-- Opening Marker --

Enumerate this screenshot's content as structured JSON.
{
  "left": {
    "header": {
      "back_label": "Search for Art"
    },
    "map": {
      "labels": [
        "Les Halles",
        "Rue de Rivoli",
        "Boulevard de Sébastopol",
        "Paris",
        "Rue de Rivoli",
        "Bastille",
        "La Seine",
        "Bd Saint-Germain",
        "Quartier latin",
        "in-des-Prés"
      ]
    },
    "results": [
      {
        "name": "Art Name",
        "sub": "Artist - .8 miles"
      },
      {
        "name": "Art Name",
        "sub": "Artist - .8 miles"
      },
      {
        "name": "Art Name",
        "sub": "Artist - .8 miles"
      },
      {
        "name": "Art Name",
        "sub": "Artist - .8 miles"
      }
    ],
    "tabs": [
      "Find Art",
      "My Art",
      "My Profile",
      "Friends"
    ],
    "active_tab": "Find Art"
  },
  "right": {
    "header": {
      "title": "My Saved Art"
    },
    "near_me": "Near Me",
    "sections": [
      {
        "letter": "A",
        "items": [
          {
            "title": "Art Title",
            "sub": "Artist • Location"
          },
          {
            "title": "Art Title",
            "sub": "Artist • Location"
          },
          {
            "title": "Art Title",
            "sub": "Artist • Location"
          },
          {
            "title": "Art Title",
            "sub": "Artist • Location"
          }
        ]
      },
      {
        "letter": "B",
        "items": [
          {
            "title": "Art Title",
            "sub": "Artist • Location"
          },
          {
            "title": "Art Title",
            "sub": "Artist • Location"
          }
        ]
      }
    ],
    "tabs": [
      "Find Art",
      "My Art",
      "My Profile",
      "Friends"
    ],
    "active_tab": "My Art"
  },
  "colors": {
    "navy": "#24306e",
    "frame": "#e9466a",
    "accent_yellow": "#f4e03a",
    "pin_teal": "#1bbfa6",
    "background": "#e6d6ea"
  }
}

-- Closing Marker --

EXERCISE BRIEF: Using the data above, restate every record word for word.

RESPONSE AREA:
Enumerate this screenshot's content as structured JSON.
{
  "left": {
    "header": {
      "back_label": "Search for Art"
    },
    "map": {
      "labels": [
        "Les Halles",
        "Rue de Rivoli",
        "Boulevard de Sébastopol",
        "Paris",
        "Rue de Rivoli",
        "Bastille",
        "La Seine",
        "Bd Saint-Germain",
        "Quartier latin",
        "in-des-Prés"
      ]
    },
    "results": [
      {
        "name": "Art Name",
        "sub": "Artist - .8 miles"
      },
      {
        "name": "Art Name",
        "sub": "Artist - .8 miles"
      },
      {
        "name": "Art Name",
        "sub": "Artist - .8 miles"
      },
      {
        "name": "Art Name",
        "sub": "Artist - .8 miles"
      }
    ],
    "tabs": [
      "Find Art",
      "My Art",
      "My Profile",
      "Friends"
    ],
    "active_tab": "Find Art"
  },
  "right": {
    "header": {
      "title": "My Saved Art"
    },
    "near_me": "Near Me",
    "sections": [
      {
        "letter": "A",
        "items": [
          {
            "title": "Art Title",
            "sub": "Artist • Location"
          },
          {
            "title": "Art Title",
            "sub": "Artist • Location"
          },
          {
            "title": "Art Title",
            "sub": "Artist • Location"
          },
          {
            "title": "Art Title",
            "sub": "Artist • Location"
          }
        ]
      },
      {
        "letter": "B",
        "items": [
          {
            "title": "Art Title",
            "sub": "Artist • Location"
          },
          {
            "title": "Art Title",
            "sub": "Artist • Location"
          }
        ]
      }
    ],
    "tabs": [
      "Find Art",
      "My Art",
      "My Profile",
      "Friends"
    ],
    "active_tab": "My Art"
  },
  "colors": {
    "navy": "#24306e",
    "frame": "#e9466a",
    "accent_yellow": "#f4e03a",
    "pin_teal": "#1bbfa6",
    "background": "#e6d6ea"
  }
}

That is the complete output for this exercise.